Activity
Exclude the pictures, then quote exactly the lines from the one holding "Decode this image" through the last line of the records.

Segment Start: Material to process

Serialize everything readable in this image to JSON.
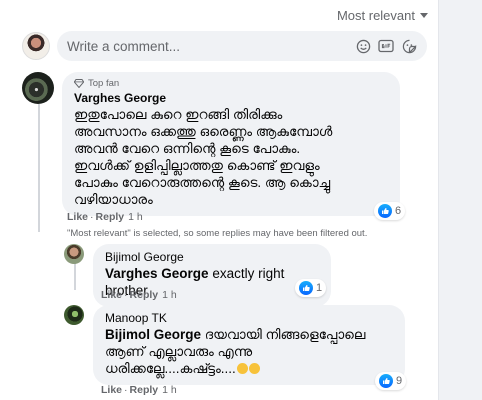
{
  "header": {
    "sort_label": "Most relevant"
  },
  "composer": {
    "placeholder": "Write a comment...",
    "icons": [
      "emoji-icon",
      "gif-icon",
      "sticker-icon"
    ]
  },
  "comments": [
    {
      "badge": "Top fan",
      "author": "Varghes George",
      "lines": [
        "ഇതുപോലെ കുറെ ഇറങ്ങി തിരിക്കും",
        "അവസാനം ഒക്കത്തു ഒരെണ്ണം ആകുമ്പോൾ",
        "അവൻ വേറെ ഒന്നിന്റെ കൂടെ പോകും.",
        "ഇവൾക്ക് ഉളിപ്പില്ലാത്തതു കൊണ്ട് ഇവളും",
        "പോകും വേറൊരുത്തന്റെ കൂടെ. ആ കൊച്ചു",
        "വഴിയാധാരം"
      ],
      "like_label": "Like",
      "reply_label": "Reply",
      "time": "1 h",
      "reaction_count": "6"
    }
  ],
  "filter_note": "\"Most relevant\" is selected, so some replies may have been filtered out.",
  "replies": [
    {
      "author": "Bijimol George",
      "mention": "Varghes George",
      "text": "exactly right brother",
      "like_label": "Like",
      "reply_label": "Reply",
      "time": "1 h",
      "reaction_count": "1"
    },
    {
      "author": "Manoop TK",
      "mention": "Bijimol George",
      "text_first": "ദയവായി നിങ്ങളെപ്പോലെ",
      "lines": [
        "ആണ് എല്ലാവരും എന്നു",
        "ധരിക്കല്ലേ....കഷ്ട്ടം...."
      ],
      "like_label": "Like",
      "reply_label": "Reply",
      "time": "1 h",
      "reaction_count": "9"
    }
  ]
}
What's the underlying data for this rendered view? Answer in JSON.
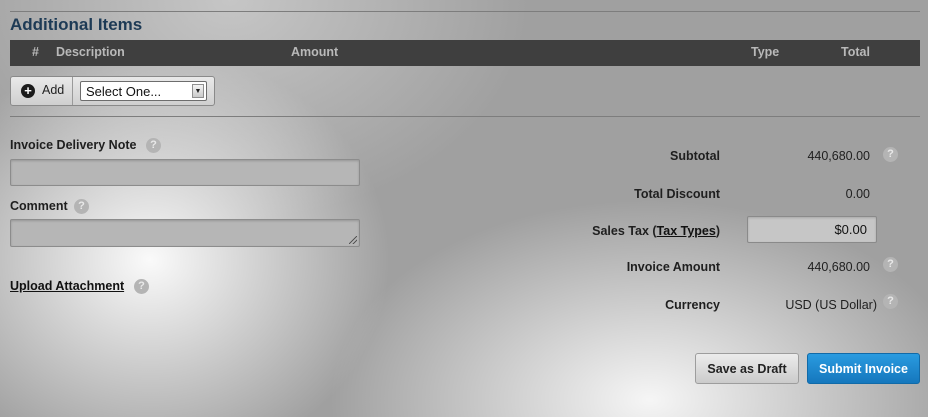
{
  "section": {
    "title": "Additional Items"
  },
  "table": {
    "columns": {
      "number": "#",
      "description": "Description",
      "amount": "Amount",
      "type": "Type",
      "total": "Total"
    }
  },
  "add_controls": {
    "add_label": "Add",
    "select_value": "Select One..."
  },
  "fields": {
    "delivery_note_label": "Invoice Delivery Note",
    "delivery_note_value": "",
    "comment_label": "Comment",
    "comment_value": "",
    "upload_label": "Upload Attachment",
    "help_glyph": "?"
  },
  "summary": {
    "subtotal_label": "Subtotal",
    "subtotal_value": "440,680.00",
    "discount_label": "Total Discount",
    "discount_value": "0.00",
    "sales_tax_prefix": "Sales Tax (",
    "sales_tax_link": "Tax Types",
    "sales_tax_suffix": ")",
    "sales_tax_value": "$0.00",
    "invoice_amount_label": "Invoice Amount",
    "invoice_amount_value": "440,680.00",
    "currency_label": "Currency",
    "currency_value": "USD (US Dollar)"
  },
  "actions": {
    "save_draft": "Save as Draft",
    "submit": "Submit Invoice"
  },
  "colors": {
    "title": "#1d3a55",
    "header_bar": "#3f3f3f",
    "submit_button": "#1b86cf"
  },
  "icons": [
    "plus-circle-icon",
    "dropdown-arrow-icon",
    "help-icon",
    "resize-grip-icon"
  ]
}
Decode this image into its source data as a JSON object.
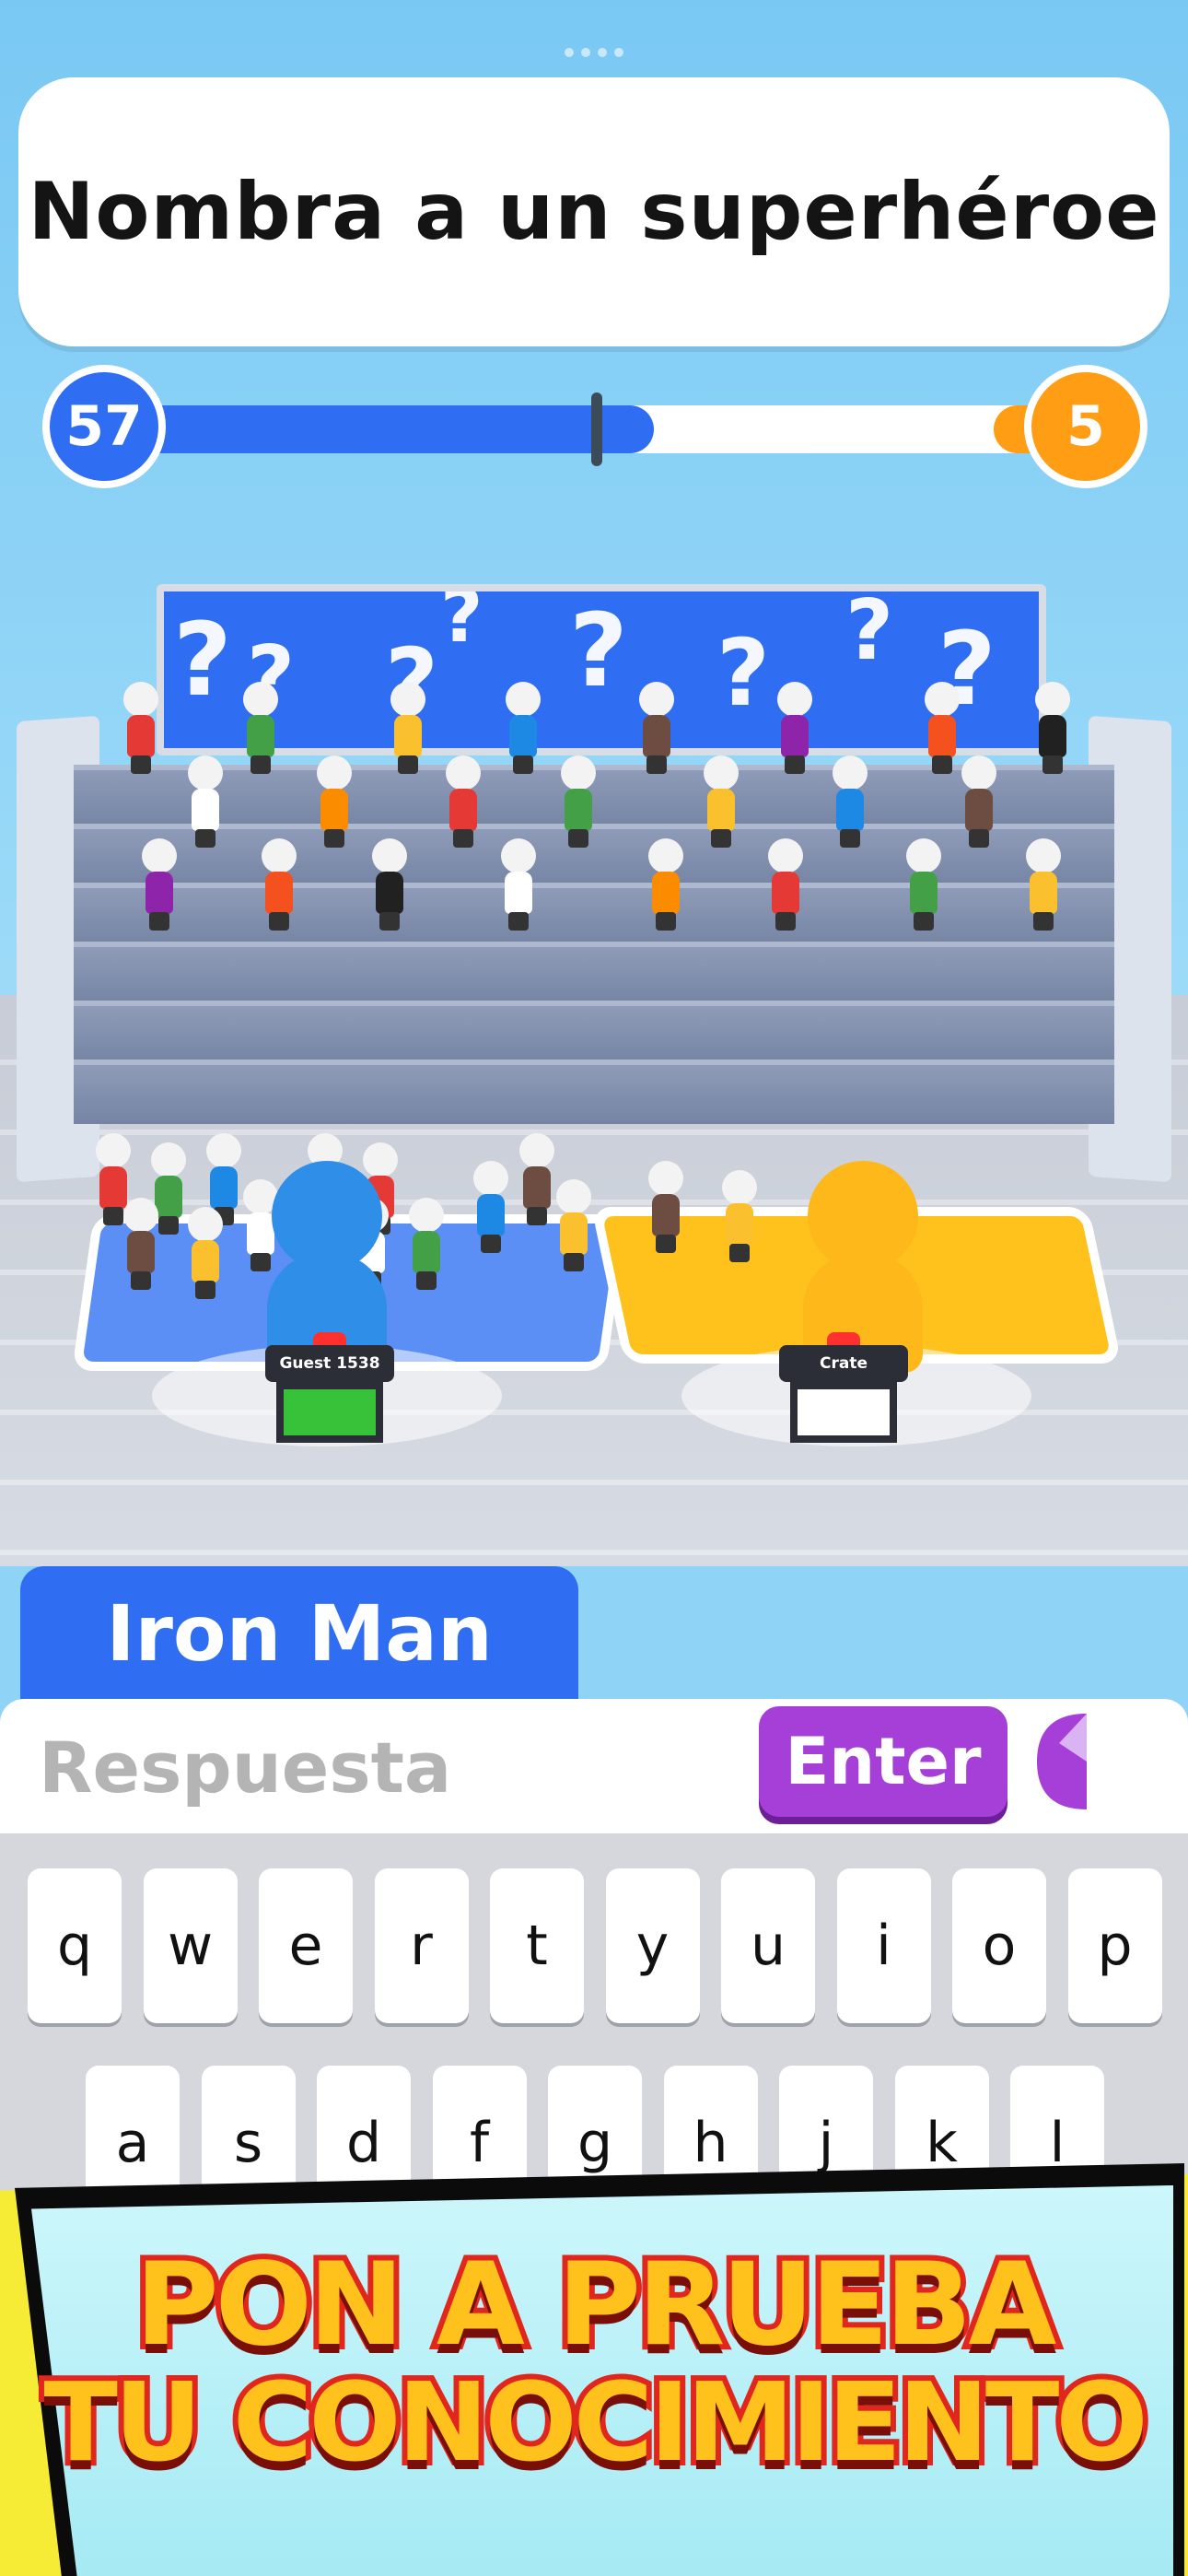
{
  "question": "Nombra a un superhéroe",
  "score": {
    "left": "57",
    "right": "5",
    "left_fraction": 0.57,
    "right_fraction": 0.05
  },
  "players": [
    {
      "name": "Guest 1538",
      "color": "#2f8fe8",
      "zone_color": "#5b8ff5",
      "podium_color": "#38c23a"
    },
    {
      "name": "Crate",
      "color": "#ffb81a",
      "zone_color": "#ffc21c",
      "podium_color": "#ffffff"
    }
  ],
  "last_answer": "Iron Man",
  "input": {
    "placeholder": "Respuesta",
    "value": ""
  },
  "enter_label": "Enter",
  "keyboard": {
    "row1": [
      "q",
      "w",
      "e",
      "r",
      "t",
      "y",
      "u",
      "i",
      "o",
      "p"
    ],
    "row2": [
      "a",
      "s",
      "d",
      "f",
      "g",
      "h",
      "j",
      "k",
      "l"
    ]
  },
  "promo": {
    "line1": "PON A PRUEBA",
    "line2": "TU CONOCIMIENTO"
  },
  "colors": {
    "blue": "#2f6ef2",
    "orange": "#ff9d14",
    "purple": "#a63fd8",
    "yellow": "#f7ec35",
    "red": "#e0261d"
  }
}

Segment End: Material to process

Output below
Decode this image into its source data as a JSON object.
{
  "question": "Nombra a un superhéroe",
  "score": {
    "left": "57",
    "right": "5",
    "left_fraction": 0.57,
    "right_fraction": 0.05
  },
  "players": [
    {
      "name": "Guest 1538",
      "color": "#2f8fe8",
      "zone_color": "#5b8ff5",
      "podium_color": "#38c23a"
    },
    {
      "name": "Crate",
      "color": "#ffb81a",
      "zone_color": "#ffc21c",
      "podium_color": "#ffffff"
    }
  ],
  "last_answer": "Iron Man",
  "input": {
    "placeholder": "Respuesta",
    "value": ""
  },
  "enter_label": "Enter",
  "keyboard": {
    "row1": [
      "q",
      "w",
      "e",
      "r",
      "t",
      "y",
      "u",
      "i",
      "o",
      "p"
    ],
    "row2": [
      "a",
      "s",
      "d",
      "f",
      "g",
      "h",
      "j",
      "k",
      "l"
    ]
  },
  "promo": {
    "line1": "PON A PRUEBA",
    "line2": "TU CONOCIMIENTO"
  },
  "colors": {
    "blue": "#2f6ef2",
    "orange": "#ff9d14",
    "purple": "#a63fd8",
    "yellow": "#f7ec35",
    "red": "#e0261d"
  }
}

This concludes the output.